▶ _About this exercise_
Within the records below, find each line that holds the string "like", then copy it.
>>
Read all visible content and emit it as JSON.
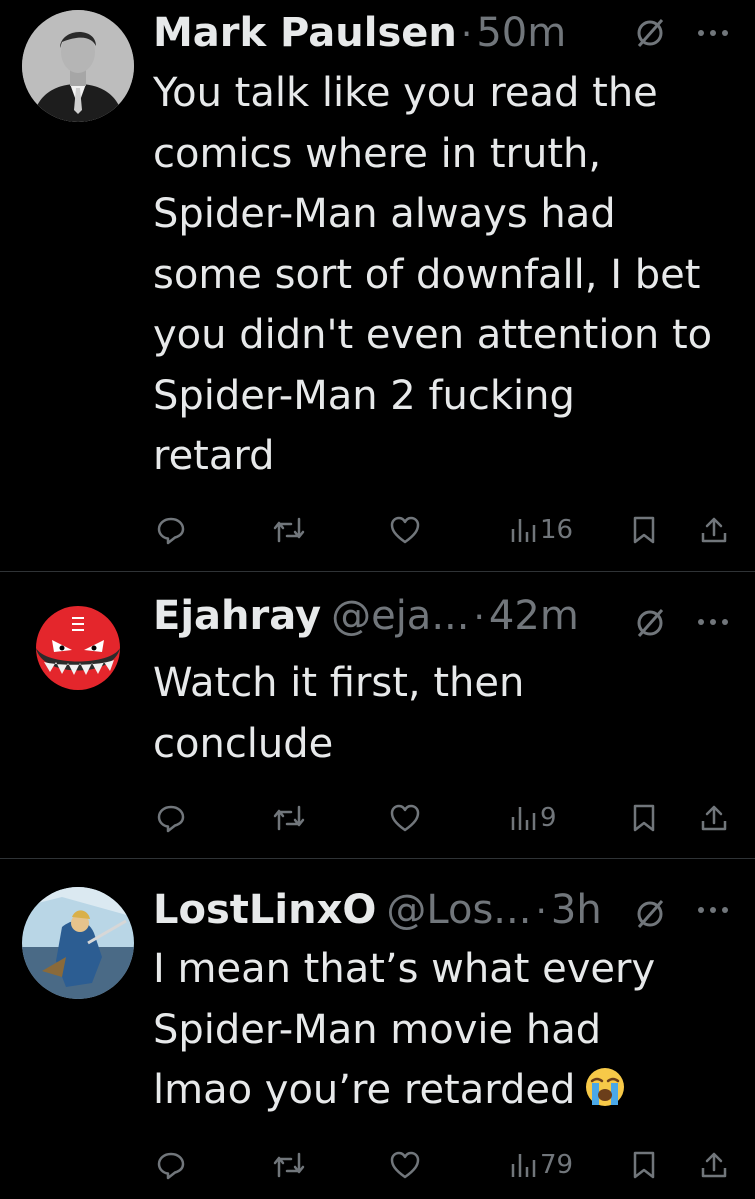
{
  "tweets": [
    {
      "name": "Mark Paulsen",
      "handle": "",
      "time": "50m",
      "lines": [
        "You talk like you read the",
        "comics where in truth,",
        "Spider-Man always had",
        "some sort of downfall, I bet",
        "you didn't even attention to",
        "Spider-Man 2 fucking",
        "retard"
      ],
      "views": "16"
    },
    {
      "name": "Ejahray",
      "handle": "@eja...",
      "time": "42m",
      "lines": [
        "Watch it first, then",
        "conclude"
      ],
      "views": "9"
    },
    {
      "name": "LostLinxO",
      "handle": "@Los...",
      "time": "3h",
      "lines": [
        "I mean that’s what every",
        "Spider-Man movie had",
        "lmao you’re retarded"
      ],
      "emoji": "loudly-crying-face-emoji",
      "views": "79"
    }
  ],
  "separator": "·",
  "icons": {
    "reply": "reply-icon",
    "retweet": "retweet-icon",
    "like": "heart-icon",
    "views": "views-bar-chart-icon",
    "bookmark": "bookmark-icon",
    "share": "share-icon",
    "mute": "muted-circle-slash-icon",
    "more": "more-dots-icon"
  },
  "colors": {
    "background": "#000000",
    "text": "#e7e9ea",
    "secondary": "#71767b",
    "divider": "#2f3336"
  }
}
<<
▶ _Task solution_
        "You talk like you read the",
    "like": "heart-icon",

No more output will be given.